Market Name: Rockfish
Scientific Name: Sebastes spp.
Common Name: Pacific red snapper, rock cod, black bass, Pacific ocean perch, POP, widow rockfish, canary rockfish, chilipepper, thorny head
Flavor: Mild
Texture: Medium

You’d be hard pressed to find a group of fish with more harvest methods, real names and aliases than the Sebastes genus. The 70 or so fish in this family range from the Bering Sea to Baja California. Many take their common names and nicknames from their skin color: green, brown, dusky, blue, black, copper, olive, red and so on. And the deeper they live (to 300 fathoms), the brighter their coloration. Other rockfish names reflect physical characteristics: quillback, pygmy, shortbelly, longspine, yellow eye. The most important commercial species are the Pacific ocean perch and the widow, canary, chilipepper, yelloweye, vermillion and thornyhead rockfish. The fish can range in size from 1 to 40 pounds, but 2 to 5 pounds is most common. Rockfish are caught by trolling, trawling, longlining, jigging, trapping and gillnetting — either targeted or as bycatch. Rockfish are extremely slow growing, making them susceptible to overfishing.

Product Profile:
Rockfish has a delicate, nutty, sweet flavor. The meat is lean and medium-firm in texture, with a fine flake. Deep-skinned rockfish with the fat line removed have the most delicate flavor. The skin should be shiny and bright. If it is a yellow-orange color or is wrinkled and looks too large for the fish, the fish is stale.

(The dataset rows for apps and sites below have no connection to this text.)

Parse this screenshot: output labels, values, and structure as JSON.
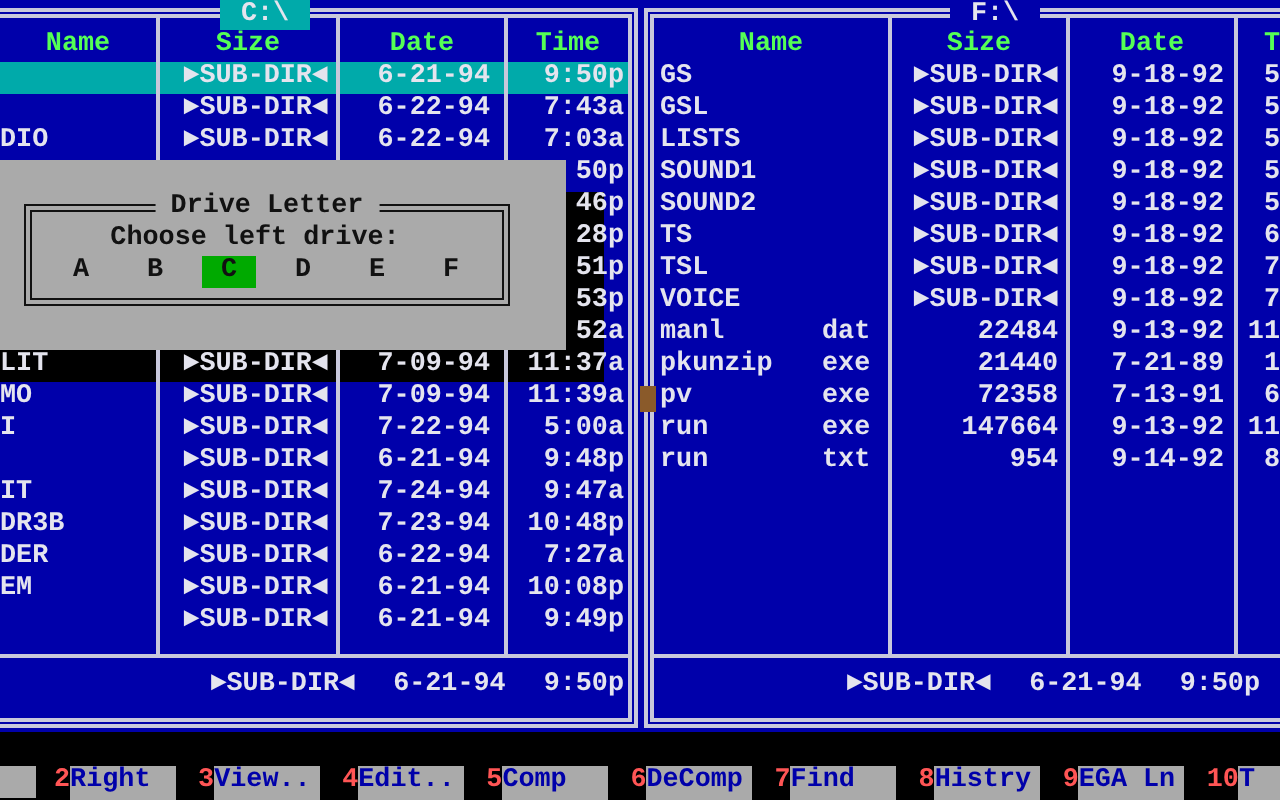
{
  "panels": [
    {
      "title": "C:\\",
      "active": true,
      "columns": [
        "Name",
        "Size",
        "Date",
        "Time"
      ],
      "rows": [
        {
          "size": "►SUB-DIR◄",
          "date": "6-21-94",
          "time": "9:50p",
          "selected": true
        },
        {
          "size": "►SUB-DIR◄",
          "date": "6-22-94",
          "time": "7:43a",
          "selected": false
        },
        {
          "name": "DIO",
          "size": "►SUB-DIR◄",
          "date": "6-22-94",
          "time": "7:03a",
          "selected": false
        },
        {
          "time": "50p",
          "selected": false
        },
        {
          "time": "46p",
          "selected": false
        },
        {
          "time": "28p",
          "selected": false
        },
        {
          "time": "51p",
          "selected": false
        },
        {
          "time": "53p",
          "selected": false
        },
        {
          "time": "52a",
          "selected": false
        },
        {
          "name": "LIT",
          "size": "►SUB-DIR◄",
          "date": "7-09-94",
          "time": "11:37a",
          "selected": false
        },
        {
          "name": "MO",
          "size": "►SUB-DIR◄",
          "date": "7-09-94",
          "time": "11:39a",
          "selected": false
        },
        {
          "name": "I",
          "size": "►SUB-DIR◄",
          "date": "7-22-94",
          "time": "5:00a",
          "selected": false
        },
        {
          "size": "►SUB-DIR◄",
          "date": "6-21-94",
          "time": "9:48p",
          "selected": false
        },
        {
          "name": "IT",
          "size": "►SUB-DIR◄",
          "date": "7-24-94",
          "time": "9:47a",
          "selected": false
        },
        {
          "name": "DR3B",
          "size": "►SUB-DIR◄",
          "date": "7-23-94",
          "time": "10:48p",
          "selected": false
        },
        {
          "name": "DER",
          "size": "►SUB-DIR◄",
          "date": "6-22-94",
          "time": "7:27a",
          "selected": false
        },
        {
          "name": "EM",
          "size": "►SUB-DIR◄",
          "date": "6-21-94",
          "time": "10:08p",
          "selected": false
        },
        {
          "size": "►SUB-DIR◄",
          "date": "6-21-94",
          "time": "9:49p",
          "selected": false
        }
      ],
      "status": {
        "size": "►SUB-DIR◄",
        "date": "6-21-94",
        "time": "9:50p"
      }
    },
    {
      "title": "F:\\",
      "active": false,
      "columns": [
        "Name",
        "Size",
        "Date",
        "T"
      ],
      "rows": [
        {
          "name": "GS",
          "size": "►SUB-DIR◄",
          "date": "9-18-92",
          "time": "5",
          "selected": false
        },
        {
          "name": "GSL",
          "size": "►SUB-DIR◄",
          "date": "9-18-92",
          "time": "5",
          "selected": false
        },
        {
          "name": "LISTS",
          "size": "►SUB-DIR◄",
          "date": "9-18-92",
          "time": "5",
          "selected": false
        },
        {
          "name": "SOUND1",
          "size": "►SUB-DIR◄",
          "date": "9-18-92",
          "time": "5",
          "selected": false
        },
        {
          "name": "SOUND2",
          "size": "►SUB-DIR◄",
          "date": "9-18-92",
          "time": "5",
          "selected": false
        },
        {
          "name": "TS",
          "size": "►SUB-DIR◄",
          "date": "9-18-92",
          "time": "6",
          "selected": false
        },
        {
          "name": "TSL",
          "size": "►SUB-DIR◄",
          "date": "9-18-92",
          "time": "7",
          "selected": false
        },
        {
          "name": "VOICE",
          "size": "►SUB-DIR◄",
          "date": "9-18-92",
          "time": "7",
          "selected": false
        },
        {
          "name": "manl",
          "ext": "dat",
          "size": "22484",
          "date": "9-13-92",
          "time": "11",
          "selected": false
        },
        {
          "name": "pkunzip",
          "ext": "exe",
          "size": "21440",
          "date": "7-21-89",
          "time": "1",
          "selected": false
        },
        {
          "name": "pv",
          "ext": "exe",
          "size": "72358",
          "date": "7-13-91",
          "time": "6",
          "selected": false
        },
        {
          "name": "run",
          "ext": "exe",
          "size": "147664",
          "date": "9-13-92",
          "time": "11",
          "selected": false
        },
        {
          "name": "run",
          "ext": "txt",
          "size": "954",
          "date": "9-14-92",
          "time": "8",
          "selected": false
        }
      ],
      "status": {
        "size": "►SUB-DIR◄",
        "date": "6-21-94",
        "time": "9:50p"
      }
    }
  ],
  "dialog": {
    "title": "Drive Letter",
    "prompt": "Choose **left** drive:",
    "drives": [
      {
        "letter": "A",
        "selected": false
      },
      {
        "letter": "B",
        "selected": false
      },
      {
        "letter": "C",
        "selected": true
      },
      {
        "letter": "D",
        "selected": false
      },
      {
        "letter": "E",
        "selected": false
      },
      {
        "letter": "F",
        "selected": false
      }
    ]
  },
  "function_keys": [
    {
      "number": "2",
      "label": "Right"
    },
    {
      "number": "3",
      "label": "View.."
    },
    {
      "number": "4",
      "label": "Edit.."
    },
    {
      "number": "5",
      "label": "Comp"
    },
    {
      "number": "6",
      "label": "DeComp"
    },
    {
      "number": "7",
      "label": "Find"
    },
    {
      "number": "8",
      "label": "Histry"
    },
    {
      "number": "9",
      "label": "EGA Ln"
    },
    {
      "number": "10",
      "label": "T"
    }
  ]
}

Fillets shouldn’t have signs of browning, graying or yellowing. Rockfish generally fall into two categories: red-fleshed and brown-fleshed. Red-fleshed fillets are generally considered more desirable, because they are less oily and have a longer shelf life.

You Should Know:
Whole rockfish may have bulging eyes and distended air bladders as a result of being brought up from great depths. This is not an indication of poor quality.

Cooking Tips:
Rockfish holds up well to baking and remains moist when cooked. The firm texture also makes rockfish suitable for soups, chowders and stews. In Asian cuisine, rockfish are often served whole, either steamed or deep fried, with a variety of sauces to accent the mild flavor. Fillets hold together better with skin on. While they might not be sturdy enough to grill, whole, dressed fish barbecue well.

Cooking Methods: Bake,Fry,Poach,Saute',Steam

Substitutions: Cod, Grouper, Atlantic ocean perch

Primary Product Forms:
Fresh: LIV: Fresh, Whole, H&G, Fillets
Frozen: Whole, H&G, Fillets, Blocks
Value-Added: Breaded/battered portions

Global Supply: